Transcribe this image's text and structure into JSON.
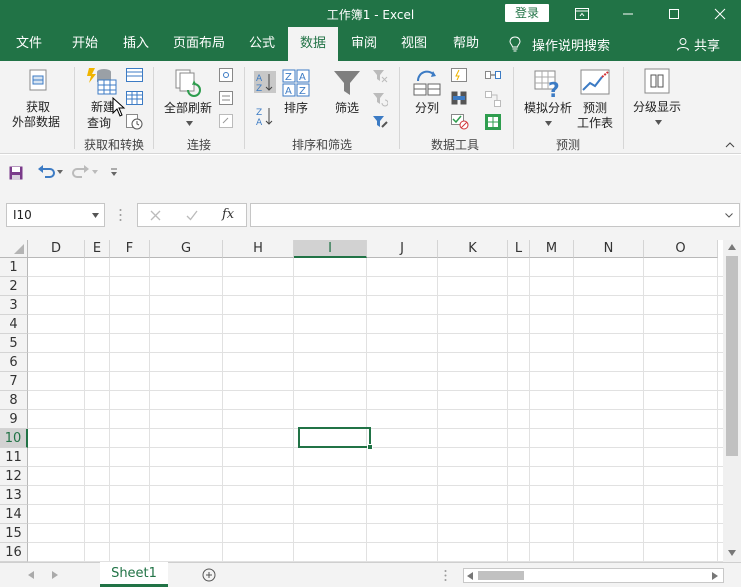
{
  "window": {
    "title": "工作簿1 - Excel",
    "login_label": "登录",
    "accent": "#217346"
  },
  "tabs": [
    {
      "label": "文件"
    },
    {
      "label": "开始"
    },
    {
      "label": "插入"
    },
    {
      "label": "页面布局"
    },
    {
      "label": "公式"
    },
    {
      "label": "数据",
      "active": true
    },
    {
      "label": "审阅"
    },
    {
      "label": "视图"
    },
    {
      "label": "帮助"
    }
  ],
  "tell_me": "操作说明搜索",
  "share_label": "共享",
  "ribbon": {
    "get_external_1": "获取",
    "get_external_2": "外部数据",
    "new_query_1": "新建",
    "new_query_2": "查询",
    "group_get_transform": "获取和转换",
    "refresh_all": "全部刷新",
    "group_connections": "连接",
    "sort": "排序",
    "filter": "筛选",
    "group_sort_filter": "排序和筛选",
    "text_to_columns": "分列",
    "group_data_tools": "数据工具",
    "what_if_1": "模拟分析",
    "forecast_sheet_1": "预测",
    "forecast_sheet_2": "工作表",
    "group_forecast": "预测",
    "outline": "分级显示"
  },
  "name_box": "I10",
  "fx_label": "fx",
  "columns": [
    "D",
    "E",
    "F",
    "G",
    "H",
    "I",
    "J",
    "K",
    "L",
    "M",
    "N",
    "O"
  ],
  "selected_column": "I",
  "rows": [
    "1",
    "2",
    "3",
    "4",
    "5",
    "6",
    "7",
    "8",
    "9",
    "10",
    "11",
    "12",
    "13",
    "14",
    "15",
    "16"
  ],
  "selected_row": "10",
  "sheet_tab": "Sheet1"
}
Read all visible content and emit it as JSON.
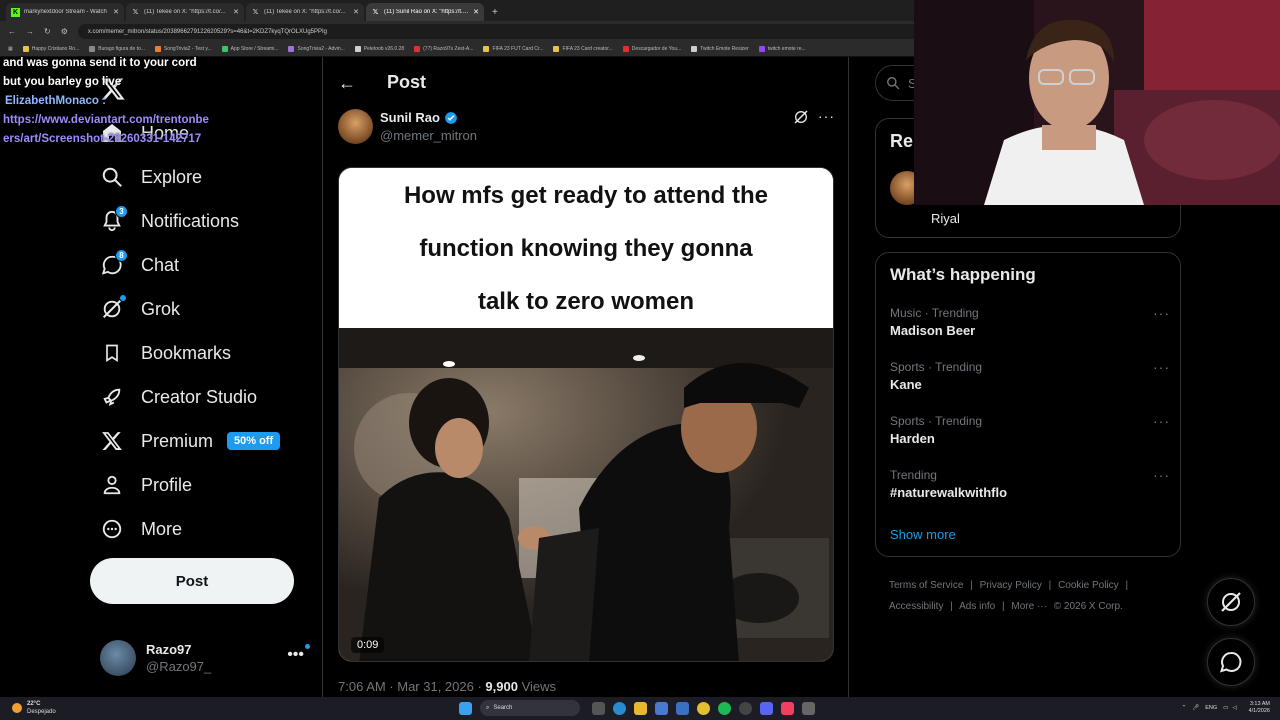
{
  "browser": {
    "tabs": [
      {
        "title": "markynextdoor Stream - Watch",
        "active": false
      },
      {
        "title": "(11) Tekee on X: \"https://t.co/...",
        "active": false
      },
      {
        "title": "(11) Tekee on X: \"https://t.co/...",
        "active": false
      },
      {
        "title": "(11) Sunil Rao on X: \"https://t.c...",
        "active": true
      }
    ],
    "url": "x.com/memer_mitron/status/2038966279122620529?s=46&t=2KDZ7kyqTQrOLXUg5PPIg",
    "bookmarks": [
      "Happy Cristiano Ro...",
      "Burago figura de to...",
      "SongTrivia2 - Test y...",
      "App Store / Streami...",
      "SongTrivia2 - Advin...",
      "Peletoob v26.0.28",
      "(77) Razo97s Zest-A...",
      "FIFA 23 FUT Card Cr...",
      "FIFA 23 Card creator...",
      "Descargador de You...",
      "Twitch Emote Resizer",
      "twitch emote re..."
    ]
  },
  "chat": {
    "line1": "and was gonna send it to your cord",
    "line2": "but you barley go live",
    "user": "ElizabethMonaco :",
    "link": "https://www.deviantart.com/trentonbeers/art/Screenshot-20260331-142717"
  },
  "nav": {
    "items": [
      {
        "label": "Home",
        "icon": "home-icon"
      },
      {
        "label": "Explore",
        "icon": "search-icon"
      },
      {
        "label": "Notifications",
        "icon": "bell-icon",
        "badge": "3"
      },
      {
        "label": "Chat",
        "icon": "chat-icon",
        "badge": "8"
      },
      {
        "label": "Grok",
        "icon": "grok-icon"
      },
      {
        "label": "Bookmarks",
        "icon": "bookmark-icon"
      },
      {
        "label": "Creator Studio",
        "icon": "rocket-icon"
      },
      {
        "label": "Premium",
        "icon": "x-icon",
        "pill": "50% off"
      },
      {
        "label": "Profile",
        "icon": "person-icon"
      },
      {
        "label": "More",
        "icon": "more-circle-icon"
      }
    ],
    "post_label": "Post",
    "account": {
      "name": "Razo97",
      "handle": "@Razo97_"
    }
  },
  "post": {
    "header": "Post",
    "author": {
      "name": "Sunil Rao",
      "handle": "@memer_mitron"
    },
    "caption_lines": [
      "How mfs get ready to attend the",
      "function knowing they gonna",
      "talk to zero women"
    ],
    "video_time": "0:09",
    "timestamp": "7:06 AM · Mar 31, 2026 · ",
    "views_count": "9,900",
    "views_label": " Views"
  },
  "right": {
    "search_placeholder": "Se",
    "relevant_title": "Rel",
    "relevant_name": "Riyal",
    "happening_title": "What’s happening",
    "trends": [
      {
        "category": "Music · Trending",
        "name": "Madison Beer"
      },
      {
        "category": "Sports · Trending",
        "name": "Kane"
      },
      {
        "category": "Sports · Trending",
        "name": "Harden"
      },
      {
        "category": "Trending",
        "name": "#naturewalkwithflo"
      }
    ],
    "show_more": "Show more",
    "footer": [
      "Terms of Service",
      "|",
      "Privacy Policy",
      "|",
      "Cookie Policy",
      "|",
      "Accessibility",
      "|",
      "Ads info",
      "|",
      "More ···",
      "© 2026 X Corp."
    ]
  },
  "taskbar": {
    "temp": "22°C",
    "weather": "Despejado",
    "search": "Search",
    "lang": "ENG",
    "time": "3:13 AM",
    "date": "4/1/2026"
  }
}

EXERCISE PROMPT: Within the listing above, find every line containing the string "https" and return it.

RESPONSE TO THIS TASK:
        "title": "(11) Tekee on X: \"https://t.co/...",
        "title": "(11) Tekee on X: \"https://t.co/...",
        "title": "(11) Sunil Rao on X: \"https://t.c...",
    "link": "https://www.deviantart.com/trentonbeers/art/Screenshot-20260331-142717"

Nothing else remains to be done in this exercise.